On Monday, two employees of Duke University’s Joe Van Gogh location had their contracts terminated after vice president for student affairs, Larry Moneta and executive director of dining services Robert Coffey demanded that the local coffee chain fire them.
The reason behind their decision? Moneta heard a rap song playing at the store and found it offensive.
On Friday, the VP of Student Affairs came in during an afternoon rush. The baristas had a habit of playing music from Spotify over the speakers, usually on playlists curated by the service. When Moneta walked in, “Get Paid” by Young Dolph was playing. The song’s titular refrain included the n-word, as Young Dolph raps, “Get paid, young nigga.”
Britni Brown, who was manning the register, was in charge of the playlist that day.
When he approached the counter, Moneta, a white man, told Brown, an African-American woman, that the song was inappropriate.
“The words, ‘I’ll eff you upside down,’ are inappropriate,” Moneta said, according to Brown.
“Yes, of course,” Brown said. She says she shut the song off immediately and offered him his order free of charge.
“No,” Brown recalls Moneta saying. “Ring me up for it.”
Brown says she offered again, apologizing for the offense the song had caused.
“You need me to ring me up for it right now,” Moneta insisted.
While Brown was working the register, Kevin Simmons, the other barista on duty, noticed a man who was upset with Brown.
“Harassing is definitely the word I would use,” Simmons says. “He was verbally harassing her.”
Simmons did not hear what Moneta or Brown said specifically, but he noticed Brown hastily turning off the music and apologizing profusely.
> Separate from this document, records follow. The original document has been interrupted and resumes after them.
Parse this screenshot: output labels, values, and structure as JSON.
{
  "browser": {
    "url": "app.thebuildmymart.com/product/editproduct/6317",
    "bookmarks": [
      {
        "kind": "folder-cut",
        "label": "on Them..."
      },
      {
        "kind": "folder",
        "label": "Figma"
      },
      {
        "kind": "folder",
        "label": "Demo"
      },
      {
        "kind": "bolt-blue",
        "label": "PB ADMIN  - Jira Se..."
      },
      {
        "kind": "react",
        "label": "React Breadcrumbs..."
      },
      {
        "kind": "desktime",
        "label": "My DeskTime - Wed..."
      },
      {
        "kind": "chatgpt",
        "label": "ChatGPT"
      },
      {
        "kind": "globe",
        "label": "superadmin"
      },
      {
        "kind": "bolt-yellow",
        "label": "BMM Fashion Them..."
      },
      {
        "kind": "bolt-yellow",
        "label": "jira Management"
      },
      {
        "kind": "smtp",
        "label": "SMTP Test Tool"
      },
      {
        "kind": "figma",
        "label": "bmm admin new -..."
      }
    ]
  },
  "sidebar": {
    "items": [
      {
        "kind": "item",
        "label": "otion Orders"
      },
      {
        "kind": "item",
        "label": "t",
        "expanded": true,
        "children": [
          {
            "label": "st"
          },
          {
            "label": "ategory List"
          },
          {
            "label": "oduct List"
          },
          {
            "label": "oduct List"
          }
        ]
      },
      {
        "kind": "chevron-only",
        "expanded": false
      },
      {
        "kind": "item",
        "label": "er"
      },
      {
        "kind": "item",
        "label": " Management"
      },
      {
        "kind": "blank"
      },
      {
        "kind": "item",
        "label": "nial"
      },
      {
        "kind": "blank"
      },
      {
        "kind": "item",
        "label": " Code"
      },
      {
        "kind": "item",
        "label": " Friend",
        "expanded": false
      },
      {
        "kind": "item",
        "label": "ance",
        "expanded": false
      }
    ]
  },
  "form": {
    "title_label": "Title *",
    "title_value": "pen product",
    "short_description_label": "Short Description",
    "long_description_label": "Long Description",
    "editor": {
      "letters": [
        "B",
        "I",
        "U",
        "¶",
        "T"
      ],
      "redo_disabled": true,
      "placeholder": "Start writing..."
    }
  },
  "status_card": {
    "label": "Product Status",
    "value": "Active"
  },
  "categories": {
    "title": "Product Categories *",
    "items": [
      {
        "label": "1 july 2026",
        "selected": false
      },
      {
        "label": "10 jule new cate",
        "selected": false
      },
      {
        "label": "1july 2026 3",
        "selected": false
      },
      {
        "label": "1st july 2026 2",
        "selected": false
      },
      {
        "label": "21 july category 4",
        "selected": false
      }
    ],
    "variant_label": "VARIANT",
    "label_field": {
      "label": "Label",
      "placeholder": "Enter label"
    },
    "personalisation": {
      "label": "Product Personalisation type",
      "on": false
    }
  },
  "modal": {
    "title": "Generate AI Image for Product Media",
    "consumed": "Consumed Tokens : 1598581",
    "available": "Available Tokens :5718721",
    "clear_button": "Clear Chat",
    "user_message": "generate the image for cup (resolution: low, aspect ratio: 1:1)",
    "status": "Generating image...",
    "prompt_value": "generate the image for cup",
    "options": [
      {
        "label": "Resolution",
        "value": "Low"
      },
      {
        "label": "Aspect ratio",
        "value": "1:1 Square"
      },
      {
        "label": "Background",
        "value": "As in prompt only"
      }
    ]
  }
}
Shortly afterward, Moneta left the shop.
Less than ten minutes later, Brown says she received a call from Robbie Roberts, the owner of Joe Van Gogh. He said that Coffey, the director of dining services, which oversees this Joe Van Gogh location, had just called him. Roberts asked her about the incident. According to Brown, she explained what happened, took full responsibility, and apologized again.
On Monday morning, Brown and Simmons were called into Joe Van Gogh’s Hillsborough office and asked to resign.
At that meeting, Amanda Wiley from Joe Van Gogh’s human resources department told them that they could no longer work at Joe Van Gogh. “Duke University has instructed us to terminate the employees that were working that day,” she said.
Current managers and coworkers say that neither Brown nor Simmons had any record of workplace misconduct.
“I’m just kind of shocked,” Simmons told Wiley. “I didn’t have any control over the music. I’m having trouble understanding how I’m responsible for this.”
“For [Simmons, a white man] to be fired because of this, it is not fair,” Brown, who had worked at Joe Van Gogh for nearly a year and a half, told Wiley. “I feel like you guys were trying to cover it up as to make it not look discriminatory for firing a person of color.”
Brown says she was not aware of any policies regarding the playing of music in the shop. Other employees of Joe Van Gogh say they are not aware of a music policy either.
Moneta, who has previously opposed efforts to restrict hate speech on college campuses also argued against the vandalism of Confederate monuments said “To those who feel that I’ve flipped on my positions on free expression, I say this. The artist who wrote, recorded and performed the music is absolutely entitled to do so, however offensive I might find the lyrics.”